Thursday, August 18, 2011

SharePoint 2010 Code Tips – Client Object Model -Add a Site Column to a List

Technorati Tags: ,,

I am going to start sharing more of the code I post on the MSDN forums. These postings will always begin with SharePoint 2010 Code Tips. I will do my best to explain what scenarios the tip may be useful for. With the advent of Office 365 there is a rising interest in accomplishing standard tasks remotely. For instance, adding a site column to an existing list. If you are developing a remote application for doing simple site administration this can be a common task. Many developers know how to accomplish this using the server object model, but many are not familiar on how to do it remotely. In this posting I will show how to accomplish this using the managed Client Object Model and also using both the Webs and Lists out of the box web services.

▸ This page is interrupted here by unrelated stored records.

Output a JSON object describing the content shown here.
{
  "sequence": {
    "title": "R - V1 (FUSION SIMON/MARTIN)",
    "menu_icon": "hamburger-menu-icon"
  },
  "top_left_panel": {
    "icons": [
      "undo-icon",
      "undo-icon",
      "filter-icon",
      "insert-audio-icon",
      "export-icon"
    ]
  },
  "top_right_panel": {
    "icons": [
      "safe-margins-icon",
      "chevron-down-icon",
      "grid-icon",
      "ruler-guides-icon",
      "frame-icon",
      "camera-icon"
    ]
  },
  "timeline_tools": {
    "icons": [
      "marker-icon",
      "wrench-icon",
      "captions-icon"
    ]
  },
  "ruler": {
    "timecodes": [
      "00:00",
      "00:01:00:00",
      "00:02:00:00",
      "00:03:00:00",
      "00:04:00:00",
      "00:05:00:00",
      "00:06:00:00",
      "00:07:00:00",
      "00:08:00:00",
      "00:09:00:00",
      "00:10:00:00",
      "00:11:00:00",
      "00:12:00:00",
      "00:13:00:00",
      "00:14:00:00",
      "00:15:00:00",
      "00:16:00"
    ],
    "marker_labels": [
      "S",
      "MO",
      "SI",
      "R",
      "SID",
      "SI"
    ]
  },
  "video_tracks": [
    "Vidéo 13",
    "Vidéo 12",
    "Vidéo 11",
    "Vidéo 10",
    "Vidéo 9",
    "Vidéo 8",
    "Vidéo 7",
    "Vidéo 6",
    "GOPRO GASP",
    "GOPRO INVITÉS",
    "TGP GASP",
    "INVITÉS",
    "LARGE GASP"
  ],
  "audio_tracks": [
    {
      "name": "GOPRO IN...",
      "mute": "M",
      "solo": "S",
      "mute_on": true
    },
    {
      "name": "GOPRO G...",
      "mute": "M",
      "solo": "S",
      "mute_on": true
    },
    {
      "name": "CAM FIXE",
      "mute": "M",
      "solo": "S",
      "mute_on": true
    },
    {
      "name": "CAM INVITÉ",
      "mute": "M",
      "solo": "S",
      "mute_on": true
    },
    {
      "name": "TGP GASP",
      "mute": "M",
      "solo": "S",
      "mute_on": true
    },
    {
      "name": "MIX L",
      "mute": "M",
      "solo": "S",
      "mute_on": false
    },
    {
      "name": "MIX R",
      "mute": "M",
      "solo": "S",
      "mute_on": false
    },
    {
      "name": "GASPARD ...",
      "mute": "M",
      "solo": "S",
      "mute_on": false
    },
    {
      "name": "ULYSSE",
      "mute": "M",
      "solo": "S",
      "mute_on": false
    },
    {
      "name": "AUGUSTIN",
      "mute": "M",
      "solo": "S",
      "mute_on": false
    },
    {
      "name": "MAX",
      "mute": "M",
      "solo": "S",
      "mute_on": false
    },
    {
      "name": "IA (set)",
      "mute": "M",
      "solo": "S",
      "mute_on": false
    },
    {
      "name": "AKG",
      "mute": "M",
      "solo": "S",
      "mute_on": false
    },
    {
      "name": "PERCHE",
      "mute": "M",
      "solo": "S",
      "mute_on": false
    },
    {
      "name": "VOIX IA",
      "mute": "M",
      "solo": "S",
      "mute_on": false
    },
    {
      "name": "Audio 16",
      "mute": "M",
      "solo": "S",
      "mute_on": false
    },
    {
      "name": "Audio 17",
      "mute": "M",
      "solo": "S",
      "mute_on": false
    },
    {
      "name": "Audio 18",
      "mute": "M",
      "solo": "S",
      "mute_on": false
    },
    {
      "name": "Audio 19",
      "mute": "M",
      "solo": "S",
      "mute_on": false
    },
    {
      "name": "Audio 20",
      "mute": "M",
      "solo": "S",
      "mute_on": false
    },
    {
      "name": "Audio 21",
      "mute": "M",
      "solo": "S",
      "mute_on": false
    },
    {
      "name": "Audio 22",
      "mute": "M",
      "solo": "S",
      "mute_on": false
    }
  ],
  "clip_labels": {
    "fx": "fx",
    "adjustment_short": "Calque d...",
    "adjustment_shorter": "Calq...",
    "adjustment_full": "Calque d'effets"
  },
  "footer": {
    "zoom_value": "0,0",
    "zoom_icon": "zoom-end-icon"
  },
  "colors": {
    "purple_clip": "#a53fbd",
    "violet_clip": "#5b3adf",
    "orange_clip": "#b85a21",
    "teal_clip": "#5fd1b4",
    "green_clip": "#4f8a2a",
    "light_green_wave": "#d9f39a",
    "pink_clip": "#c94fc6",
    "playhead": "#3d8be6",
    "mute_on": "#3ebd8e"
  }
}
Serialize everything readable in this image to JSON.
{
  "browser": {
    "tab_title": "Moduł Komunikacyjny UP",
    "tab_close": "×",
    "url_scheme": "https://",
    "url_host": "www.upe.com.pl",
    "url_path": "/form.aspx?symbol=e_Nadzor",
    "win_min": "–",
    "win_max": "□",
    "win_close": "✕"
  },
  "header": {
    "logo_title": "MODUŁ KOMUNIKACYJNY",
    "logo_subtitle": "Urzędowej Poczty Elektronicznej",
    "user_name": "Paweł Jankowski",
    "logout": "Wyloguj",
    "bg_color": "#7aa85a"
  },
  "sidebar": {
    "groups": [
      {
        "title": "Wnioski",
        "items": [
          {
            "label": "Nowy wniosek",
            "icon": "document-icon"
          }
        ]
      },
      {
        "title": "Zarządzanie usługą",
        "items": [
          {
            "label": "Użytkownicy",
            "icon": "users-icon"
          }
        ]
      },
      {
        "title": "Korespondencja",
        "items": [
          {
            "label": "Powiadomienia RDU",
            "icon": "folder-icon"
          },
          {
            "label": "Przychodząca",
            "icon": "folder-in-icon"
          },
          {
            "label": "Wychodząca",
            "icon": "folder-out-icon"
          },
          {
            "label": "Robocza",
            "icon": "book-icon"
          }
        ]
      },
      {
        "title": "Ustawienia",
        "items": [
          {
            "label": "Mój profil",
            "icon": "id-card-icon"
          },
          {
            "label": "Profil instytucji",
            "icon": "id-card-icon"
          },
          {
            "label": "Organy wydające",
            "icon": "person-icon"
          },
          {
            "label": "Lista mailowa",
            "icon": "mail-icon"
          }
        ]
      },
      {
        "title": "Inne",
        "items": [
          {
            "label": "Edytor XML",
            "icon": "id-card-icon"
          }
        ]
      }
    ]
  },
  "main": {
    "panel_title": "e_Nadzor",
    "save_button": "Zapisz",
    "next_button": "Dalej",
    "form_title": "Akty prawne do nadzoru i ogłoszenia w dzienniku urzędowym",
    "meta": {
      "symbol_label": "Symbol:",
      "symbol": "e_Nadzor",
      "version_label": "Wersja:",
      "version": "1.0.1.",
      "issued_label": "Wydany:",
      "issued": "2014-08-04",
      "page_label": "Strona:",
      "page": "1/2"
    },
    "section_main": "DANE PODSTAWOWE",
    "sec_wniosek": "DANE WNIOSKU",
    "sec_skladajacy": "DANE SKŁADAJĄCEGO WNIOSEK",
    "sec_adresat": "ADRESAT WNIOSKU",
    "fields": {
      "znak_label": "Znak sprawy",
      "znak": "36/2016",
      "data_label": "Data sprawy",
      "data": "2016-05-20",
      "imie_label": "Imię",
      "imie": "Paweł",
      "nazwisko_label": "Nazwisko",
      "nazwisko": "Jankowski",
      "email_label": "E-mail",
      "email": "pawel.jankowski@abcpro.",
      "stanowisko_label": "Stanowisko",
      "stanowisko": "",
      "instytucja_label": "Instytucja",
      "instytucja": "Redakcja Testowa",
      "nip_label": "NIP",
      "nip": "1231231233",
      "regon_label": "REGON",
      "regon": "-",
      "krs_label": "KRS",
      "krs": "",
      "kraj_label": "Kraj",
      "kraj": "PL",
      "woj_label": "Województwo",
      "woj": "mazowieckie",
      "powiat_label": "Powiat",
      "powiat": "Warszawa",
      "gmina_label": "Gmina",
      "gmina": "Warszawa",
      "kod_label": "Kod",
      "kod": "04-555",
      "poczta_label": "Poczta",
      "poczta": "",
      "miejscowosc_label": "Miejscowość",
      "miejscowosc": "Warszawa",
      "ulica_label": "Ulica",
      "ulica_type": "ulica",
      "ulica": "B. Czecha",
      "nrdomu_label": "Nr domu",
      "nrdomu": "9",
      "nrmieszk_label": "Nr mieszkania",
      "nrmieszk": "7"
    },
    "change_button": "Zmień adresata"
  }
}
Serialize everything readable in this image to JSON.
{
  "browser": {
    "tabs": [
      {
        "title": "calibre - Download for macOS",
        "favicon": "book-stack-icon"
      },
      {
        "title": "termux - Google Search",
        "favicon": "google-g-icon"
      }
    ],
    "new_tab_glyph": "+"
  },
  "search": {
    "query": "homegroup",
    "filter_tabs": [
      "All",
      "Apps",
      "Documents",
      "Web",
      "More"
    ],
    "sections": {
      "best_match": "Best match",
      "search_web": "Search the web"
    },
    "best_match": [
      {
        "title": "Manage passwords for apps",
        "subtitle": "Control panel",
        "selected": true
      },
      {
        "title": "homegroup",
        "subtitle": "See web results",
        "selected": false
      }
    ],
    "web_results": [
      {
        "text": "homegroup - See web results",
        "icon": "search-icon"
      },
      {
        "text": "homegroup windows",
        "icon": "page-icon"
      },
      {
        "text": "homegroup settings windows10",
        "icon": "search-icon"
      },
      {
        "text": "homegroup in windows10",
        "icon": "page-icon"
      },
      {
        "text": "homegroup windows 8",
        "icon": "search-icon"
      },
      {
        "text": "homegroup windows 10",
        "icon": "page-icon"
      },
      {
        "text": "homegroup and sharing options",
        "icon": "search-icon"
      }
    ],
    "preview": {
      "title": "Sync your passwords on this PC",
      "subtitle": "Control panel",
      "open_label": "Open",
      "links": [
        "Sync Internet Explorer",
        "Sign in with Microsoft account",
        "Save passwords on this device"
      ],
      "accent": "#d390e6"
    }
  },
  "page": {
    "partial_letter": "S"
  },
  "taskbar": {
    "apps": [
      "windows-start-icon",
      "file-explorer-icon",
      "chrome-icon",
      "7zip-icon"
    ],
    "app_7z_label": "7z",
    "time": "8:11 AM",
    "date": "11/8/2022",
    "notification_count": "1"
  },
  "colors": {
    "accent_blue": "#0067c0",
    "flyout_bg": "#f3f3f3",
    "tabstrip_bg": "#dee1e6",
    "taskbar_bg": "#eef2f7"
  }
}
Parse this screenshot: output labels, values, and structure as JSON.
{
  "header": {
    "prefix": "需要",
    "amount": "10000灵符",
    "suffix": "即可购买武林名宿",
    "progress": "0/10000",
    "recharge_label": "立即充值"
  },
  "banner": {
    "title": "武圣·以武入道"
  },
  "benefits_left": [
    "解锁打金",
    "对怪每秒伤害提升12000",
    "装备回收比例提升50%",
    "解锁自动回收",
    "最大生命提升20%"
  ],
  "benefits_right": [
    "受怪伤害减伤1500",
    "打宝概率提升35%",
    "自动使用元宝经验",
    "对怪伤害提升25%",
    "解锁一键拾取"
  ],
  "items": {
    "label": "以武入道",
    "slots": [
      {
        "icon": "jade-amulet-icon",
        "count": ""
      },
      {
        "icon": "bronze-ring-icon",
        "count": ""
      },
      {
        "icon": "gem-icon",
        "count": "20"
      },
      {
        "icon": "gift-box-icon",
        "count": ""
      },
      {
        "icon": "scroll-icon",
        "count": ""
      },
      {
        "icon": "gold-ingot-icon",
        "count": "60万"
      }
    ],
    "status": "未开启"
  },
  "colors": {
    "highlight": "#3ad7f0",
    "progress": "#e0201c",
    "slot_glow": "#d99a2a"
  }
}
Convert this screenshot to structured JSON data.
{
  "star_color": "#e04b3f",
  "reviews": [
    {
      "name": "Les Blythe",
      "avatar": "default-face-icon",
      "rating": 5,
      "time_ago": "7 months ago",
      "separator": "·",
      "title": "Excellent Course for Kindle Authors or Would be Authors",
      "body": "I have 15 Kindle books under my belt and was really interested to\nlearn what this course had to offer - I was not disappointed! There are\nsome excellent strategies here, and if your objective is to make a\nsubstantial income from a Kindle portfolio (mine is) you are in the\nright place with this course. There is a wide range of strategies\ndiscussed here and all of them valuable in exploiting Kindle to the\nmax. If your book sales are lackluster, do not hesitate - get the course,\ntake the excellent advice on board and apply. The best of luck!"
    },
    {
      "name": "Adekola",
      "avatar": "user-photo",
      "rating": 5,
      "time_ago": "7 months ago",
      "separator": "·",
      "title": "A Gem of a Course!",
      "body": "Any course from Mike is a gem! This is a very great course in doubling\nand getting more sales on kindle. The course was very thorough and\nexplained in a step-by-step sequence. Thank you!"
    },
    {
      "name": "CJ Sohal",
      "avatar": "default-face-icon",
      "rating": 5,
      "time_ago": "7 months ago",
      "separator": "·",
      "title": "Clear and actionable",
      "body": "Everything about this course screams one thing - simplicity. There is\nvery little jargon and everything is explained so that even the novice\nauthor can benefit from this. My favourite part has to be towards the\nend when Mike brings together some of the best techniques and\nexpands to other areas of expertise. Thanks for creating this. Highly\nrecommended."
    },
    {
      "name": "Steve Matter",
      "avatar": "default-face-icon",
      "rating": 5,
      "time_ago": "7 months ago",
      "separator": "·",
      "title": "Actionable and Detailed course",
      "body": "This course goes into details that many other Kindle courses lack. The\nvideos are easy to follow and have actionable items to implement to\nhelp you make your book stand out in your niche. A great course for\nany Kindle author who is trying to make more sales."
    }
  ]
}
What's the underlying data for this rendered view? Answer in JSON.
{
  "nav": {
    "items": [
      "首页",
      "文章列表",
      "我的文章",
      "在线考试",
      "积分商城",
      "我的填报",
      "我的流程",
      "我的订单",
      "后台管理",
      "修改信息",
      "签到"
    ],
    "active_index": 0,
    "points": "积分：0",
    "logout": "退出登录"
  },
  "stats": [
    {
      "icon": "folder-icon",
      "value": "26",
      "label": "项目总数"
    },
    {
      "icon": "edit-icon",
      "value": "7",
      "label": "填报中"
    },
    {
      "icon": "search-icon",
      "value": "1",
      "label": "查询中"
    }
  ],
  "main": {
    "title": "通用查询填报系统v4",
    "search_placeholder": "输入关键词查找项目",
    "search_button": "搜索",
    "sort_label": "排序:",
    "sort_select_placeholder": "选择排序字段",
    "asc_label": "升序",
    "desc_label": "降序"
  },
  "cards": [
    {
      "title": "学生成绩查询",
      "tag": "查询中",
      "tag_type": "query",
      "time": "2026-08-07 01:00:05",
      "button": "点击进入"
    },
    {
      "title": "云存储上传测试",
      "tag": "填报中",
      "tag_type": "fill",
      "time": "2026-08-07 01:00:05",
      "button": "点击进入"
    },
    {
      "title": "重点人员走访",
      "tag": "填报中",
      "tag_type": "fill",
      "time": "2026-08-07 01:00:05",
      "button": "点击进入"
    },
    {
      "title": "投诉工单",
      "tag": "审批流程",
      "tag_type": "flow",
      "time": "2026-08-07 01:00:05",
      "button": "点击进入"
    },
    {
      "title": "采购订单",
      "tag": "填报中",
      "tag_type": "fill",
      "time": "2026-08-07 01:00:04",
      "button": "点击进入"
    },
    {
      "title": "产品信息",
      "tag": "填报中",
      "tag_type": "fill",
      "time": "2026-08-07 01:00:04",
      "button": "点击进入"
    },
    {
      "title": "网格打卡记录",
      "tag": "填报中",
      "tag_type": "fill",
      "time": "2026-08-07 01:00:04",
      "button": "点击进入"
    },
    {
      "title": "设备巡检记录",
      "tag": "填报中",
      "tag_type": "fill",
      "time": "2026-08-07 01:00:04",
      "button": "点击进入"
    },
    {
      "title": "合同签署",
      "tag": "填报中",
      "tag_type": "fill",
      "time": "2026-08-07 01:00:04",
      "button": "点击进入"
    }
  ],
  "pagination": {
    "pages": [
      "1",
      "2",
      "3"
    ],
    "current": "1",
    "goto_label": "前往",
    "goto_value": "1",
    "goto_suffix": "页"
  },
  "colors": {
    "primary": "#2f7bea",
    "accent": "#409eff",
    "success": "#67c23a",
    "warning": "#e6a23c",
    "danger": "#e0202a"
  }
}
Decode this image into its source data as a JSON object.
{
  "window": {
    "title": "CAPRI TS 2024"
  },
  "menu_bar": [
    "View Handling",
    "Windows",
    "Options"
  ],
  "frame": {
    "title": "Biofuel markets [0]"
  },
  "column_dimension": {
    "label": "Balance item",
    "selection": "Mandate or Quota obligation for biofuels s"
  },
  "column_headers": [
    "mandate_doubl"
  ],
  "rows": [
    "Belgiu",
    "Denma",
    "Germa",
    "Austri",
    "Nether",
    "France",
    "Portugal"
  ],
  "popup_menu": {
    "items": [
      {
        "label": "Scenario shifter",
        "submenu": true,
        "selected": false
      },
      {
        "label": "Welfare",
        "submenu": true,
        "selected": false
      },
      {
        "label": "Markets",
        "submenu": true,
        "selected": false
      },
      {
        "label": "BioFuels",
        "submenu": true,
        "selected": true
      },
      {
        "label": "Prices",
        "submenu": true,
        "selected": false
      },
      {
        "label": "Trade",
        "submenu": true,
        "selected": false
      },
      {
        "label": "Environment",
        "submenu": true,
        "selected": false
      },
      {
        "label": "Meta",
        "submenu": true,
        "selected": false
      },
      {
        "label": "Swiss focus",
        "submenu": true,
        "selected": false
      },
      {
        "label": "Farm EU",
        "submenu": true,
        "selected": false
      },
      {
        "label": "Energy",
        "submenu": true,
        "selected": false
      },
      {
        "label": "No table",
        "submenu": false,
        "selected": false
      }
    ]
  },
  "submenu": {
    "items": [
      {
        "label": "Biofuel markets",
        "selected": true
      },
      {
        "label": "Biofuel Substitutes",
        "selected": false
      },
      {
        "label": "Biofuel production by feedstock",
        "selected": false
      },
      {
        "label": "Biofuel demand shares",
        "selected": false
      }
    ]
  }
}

Add a Site Column with CSOM

The code below uses the managed CSOM to locate a site column and add it to an existing document library. It finds the site column by filtering the Site’s AvailableFields FieldCollection using a lambda query. The second step is to get the document library you want to add the column to by using the Web’s ListCollection GetListByTitle method. Next add the Field to the List’s Fields collection. Finally, update the List and call the ClientContext’s  ExecuteQuery method.

public static void AddSiteColumn(string siteColumnName)
    ClientContext context = new ClientContext("http://basesmc2008");
    Web site = context.Web;
    FieldCollection collFields = site.AvailableFields;       

    var siteColumn = context.LoadQuery(collFields.Where
        (c => c.Title == siteColumnName));


    if (siteColumn != null && siteColumn.Count() == 1)
        List list = context.Web.Lists.GetByTitle("tester2");


Add a Site Column with Web Services

Those of us who have been developing on SharePoint since 2003 know how important using SharePoint web service can be. Even though the CSOM has made the coding simpler many tasks can still be done using out the box web services. The code sample below starts by using the Webs GetColumns method to return a list of site columns. Using xml linq you obtain the complete field node. Next add the field node to the list using the Lists UpdateList method. A required step to update the list is to get the current version of the list. The current version must be sent in the UpdateList  method.

using System;
using System.Collections.Generic;
using System.Xml;
using System.Xml.Linq;

public static XmlNode UpdateListAddSiteColumn(string siteColumnName)

    XmlNode resultNode = null;

    webs.Webs webs = new webs.Webs();
    webs.Url = "http://basesmc2008/_vti_bin/webs.asmx";
    webs.UseDefaultCredentials = true;

    XmlNode columnsNode = webs.GetColumns();

    XElement xColumns = XElement.Parse(columnsNode.OuterXml);

    var siteColumn = from t in xColumns.Elements()
                     where t.Attribute("DisplayName").Value == siteColumnName
                                                    select t;

    if (siteColumn != null && siteColumn.Count() == 1)
        string xml = "<Batch OnError='Continue'>";
        xml += "<Fields><Method ID='1' Cmd='New'>";
        xml += "!@siteColumnSchema";
        xml += "</Method></Fields></Batch>";

        xml = xml.Replace("!@siteColumnSchema", siteColumn.First().ToString());

        listservice.Lists listProxy = new listservice.Lists();

        listProxy.Url = "http://basesmc2008/_vti_bin/lists.asmx";
        listProxy.UseDefaultCredentials = true;

        XmlNode listNode = listProxy.GetList("tester2");
        XmlNode version = listNode.Attributes["Version"];

        XmlDocument doc = new XmlDocument();

        XmlNode newFieldsNode = doc.SelectSingleNode("//Fields");

        resultNode = listProxy.UpdateList("tester2", null, newFieldsNode, null, null, version.Value);

    return resultNode;



As you can see the CSOM example is much easier than the web services example. Keep in mind that the adoption of SharePoint is now becoming so widely adopted, that many non-.Net developers are trying to integrate with it. Many of these developers are familiar with using web services, so the death of Web 2.0 web services in SharePoint is still a long way off.

No comments:

Post a Comment